Dytiscus marginicollis, but that species is only reported from the far west, and according to BugGuide:  “posterior yellow band of pronotum broad especially in the middle” and your individual is lacking that band.  Based on this BugGuide image, we now suspect it might be Dytiscus carolinus, though other images of the species show strong grooves in the elytra.  It is described on BugGuide as being “Abdominal sterna colouration reddish to black and elytra with no yellow subapical transverse fascia.”  But for the coloration, that description does fit.  This FlickR image also resembles your individual.  So though we cannot commit to a species, we are confident that this is a Predaceous Diving Beetle in the genus Dytiscus.  Perhaps mardikavana who frequently writes in with identifications might be able to provide a species identification, however we have a previous comment from mardikavana that states:  “I can’t definitely ID it because when you are dealing with dytiscus sp. you need to see the underside as well. “

Correction:  May 14, 2017
Thanks to a comment from Zach Bruder, we learned this is a Giant Diving Beetle,
Cybister fimbriolatus, and according to BugGuide:  “Similar to Dytiscus, but metatarsal claws different. Elytra and pronotum smooth in male. Dilated male protarsus differs in details from that of Dytiscus. Female Cybister has fine furrows on pronotum.”  Here is a BugGuide image of a greenish individual.

What's That Bug? does not endorse extermination

Subject: blood worms
Location: Mount Washington, Los Angeles, California
May 1, 2017 9:18 pm
Though it might make us unpopular with the neighbors, we keep standing water in the yard for wildlife, and we skim with a net daily to feed Mosquito Larvae to the Angelfish, and Boris is still thriving alone in his tank since killing Medea Luna several years ago.  This week the Mosquito Larvae have been replaced by Blood Worms, the larvae of non-biting Midges, and Boris has been greedily eating everyone put in the tank.

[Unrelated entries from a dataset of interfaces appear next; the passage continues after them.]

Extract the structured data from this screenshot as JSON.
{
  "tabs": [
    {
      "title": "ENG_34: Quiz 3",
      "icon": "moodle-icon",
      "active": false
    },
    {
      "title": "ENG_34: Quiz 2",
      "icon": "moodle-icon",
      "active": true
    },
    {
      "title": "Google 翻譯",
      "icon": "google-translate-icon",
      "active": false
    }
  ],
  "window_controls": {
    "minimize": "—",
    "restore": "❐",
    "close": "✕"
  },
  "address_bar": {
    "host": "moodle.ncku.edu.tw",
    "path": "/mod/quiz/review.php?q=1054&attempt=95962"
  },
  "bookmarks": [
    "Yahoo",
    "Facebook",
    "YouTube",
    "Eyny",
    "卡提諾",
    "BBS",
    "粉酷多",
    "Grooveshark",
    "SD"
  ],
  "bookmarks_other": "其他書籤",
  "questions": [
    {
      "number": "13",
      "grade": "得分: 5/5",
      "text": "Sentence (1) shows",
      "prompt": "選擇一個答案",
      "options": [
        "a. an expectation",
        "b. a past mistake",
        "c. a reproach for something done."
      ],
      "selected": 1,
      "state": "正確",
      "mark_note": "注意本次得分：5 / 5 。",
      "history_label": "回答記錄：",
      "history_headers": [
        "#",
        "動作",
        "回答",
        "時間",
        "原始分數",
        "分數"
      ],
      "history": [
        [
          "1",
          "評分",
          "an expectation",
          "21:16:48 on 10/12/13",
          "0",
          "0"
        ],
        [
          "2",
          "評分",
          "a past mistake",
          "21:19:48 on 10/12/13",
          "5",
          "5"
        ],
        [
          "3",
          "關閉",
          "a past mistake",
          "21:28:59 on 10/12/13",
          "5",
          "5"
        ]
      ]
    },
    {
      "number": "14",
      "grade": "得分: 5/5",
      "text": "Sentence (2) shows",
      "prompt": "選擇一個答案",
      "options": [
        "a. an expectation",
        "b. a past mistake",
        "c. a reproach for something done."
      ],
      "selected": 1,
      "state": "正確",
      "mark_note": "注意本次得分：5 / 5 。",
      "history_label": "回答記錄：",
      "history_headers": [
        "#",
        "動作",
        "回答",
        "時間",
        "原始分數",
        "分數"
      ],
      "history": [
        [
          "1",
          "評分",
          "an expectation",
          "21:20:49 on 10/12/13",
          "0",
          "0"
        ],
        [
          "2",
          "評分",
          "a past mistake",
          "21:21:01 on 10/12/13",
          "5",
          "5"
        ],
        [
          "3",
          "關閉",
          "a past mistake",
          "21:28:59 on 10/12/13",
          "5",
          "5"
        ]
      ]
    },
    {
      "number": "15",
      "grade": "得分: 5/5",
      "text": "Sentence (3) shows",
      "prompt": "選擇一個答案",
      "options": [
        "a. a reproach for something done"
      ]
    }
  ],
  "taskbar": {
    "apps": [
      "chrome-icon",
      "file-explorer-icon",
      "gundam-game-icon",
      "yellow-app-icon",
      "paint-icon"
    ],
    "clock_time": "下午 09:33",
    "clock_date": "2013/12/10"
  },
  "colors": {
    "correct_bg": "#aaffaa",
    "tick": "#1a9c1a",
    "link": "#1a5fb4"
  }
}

Blood Worms

 

 

What's That Bug? does not endorse extermination